The ceasefire, that was mediated by the French president, Emmanuel Macron, will hold until elections are held in the region next year.
Libya is an oil-rich country in North Africa whose geography is mostly desert land. It has the 10th-largest proven oil reserves in the world.
After being ruled for centuries by Carthaginian, Byzantine and Ottoman empires, Libya was colonized by Italy in 1911. When Italy was defeated during the World War II, the future of Libya was uncertain. Eventually it was decided that Libya would be a monarchy and the rule was handed to Sayyid Idris, Emir of Cyrenaica.
Oil reserves were discovered in 1959 and the nation went from a poor state to a wealthy economy in relatively short period of time. In 1969, a group of rebel military officers led by Colonel Muammar Gaddafi, overthrew the King in a coup. Gaddafi was in power till 2011, when a civil war broke out in the country. This was fought by those loyal to Gaddafi and those who opposed him. This ended with a defeat of Gaddafi’s forces as the armed rebellion had been assisted by Western military intervention. Gaddafi was captured in October 2011 and subsequently died under ambiguous circumstances.
The region has since been plunged into deep chaos. US President Barack Obama has called Libya his “worst mistake” and has regretted not planning for the aftermath of Gaddafi's ousting.
French President Macron met with the rival leaders of Libya separately to seek a resolution. Prime Minister Fayez al-Serraj is backed by the UN but it is General Haftar who has the military resources. Macron said that both men have shown “historic courage” in agreeing to the talks.
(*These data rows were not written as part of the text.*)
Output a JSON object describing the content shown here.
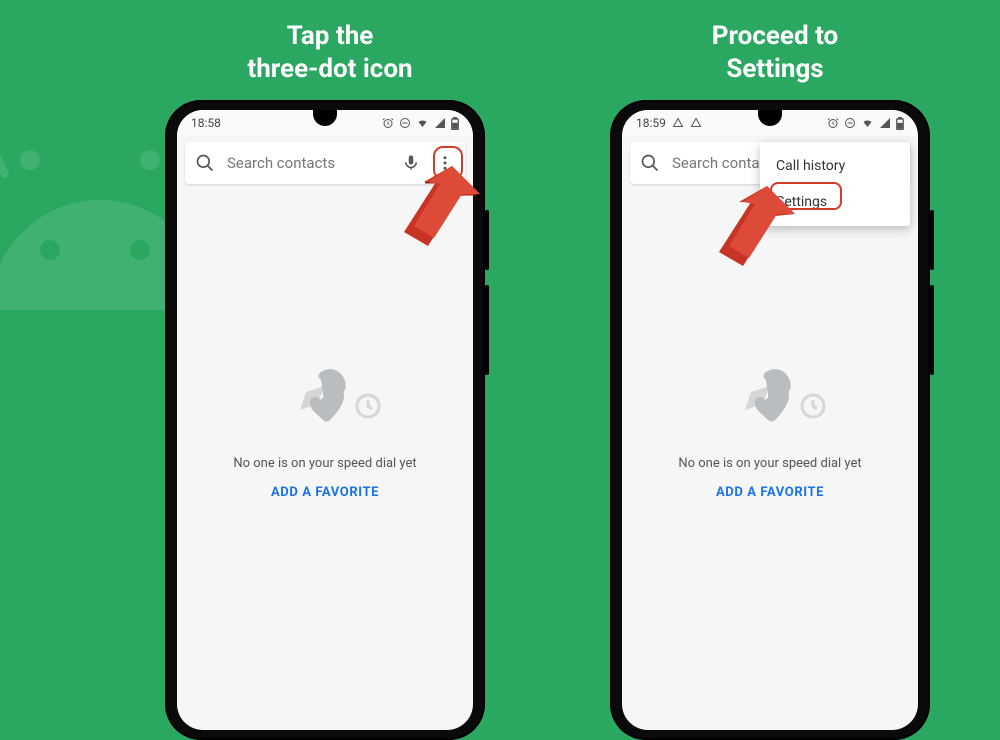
{
  "captions": {
    "left_line1": "Tap the",
    "left_line2": "three-dot icon",
    "right_line1": "Proceed to",
    "right_line2": "Settings"
  },
  "phone_left": {
    "status_time": "18:58",
    "search_placeholder": "Search contacts",
    "empty_message": "No one is on your speed dial yet",
    "add_favorite": "ADD A FAVORITE"
  },
  "phone_right": {
    "status_time": "18:59",
    "search_placeholder": "Search conta",
    "menu_item_1": "Call history",
    "menu_item_2": "Settings",
    "empty_message": "No one is on your speed dial yet",
    "add_favorite": "ADD A FAVORITE"
  }
}
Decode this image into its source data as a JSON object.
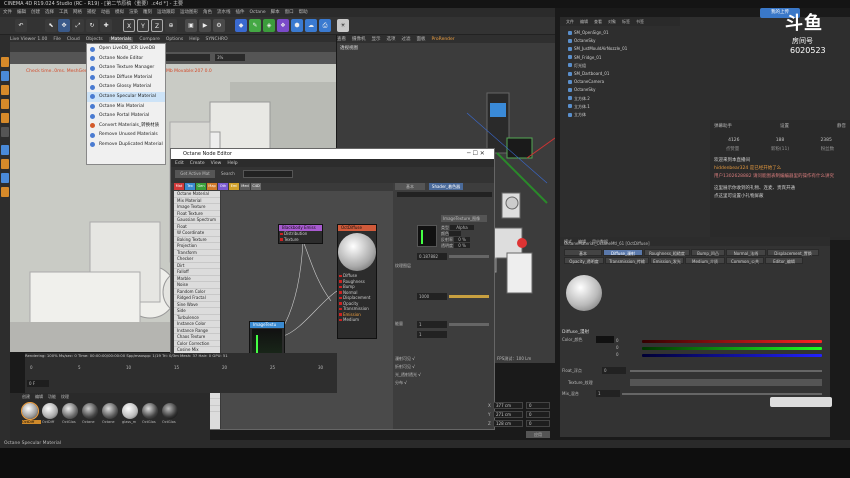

Macron has said that he is eager to help broker peace back to the nation. A joint statement at the end of the talks read, “We commit to a ceasefire and to refrain from any use of armed force for any purpose that does not strictly constitute counter-terrorism, in compliance with the Libyan political agreement and international treaties, and in order to protect Libya's territory and sovereignty and we strongly condemn all that threatens the stability of the territory.”
Our assessment is that this temporary ceasefire is too little to solve the many problems plaguing Libya. The politically fractured region is overrun by militia and is suffering through a human trafficking crisis. It is important for France and Europe to solve the crisis in Libya as it’s a hotbed currently for terror outfits. Much of the anger of the Libyans is against Europe for bombing Tripoli. Many Libyans feel they were living much better under Gaddafi than under the present regime.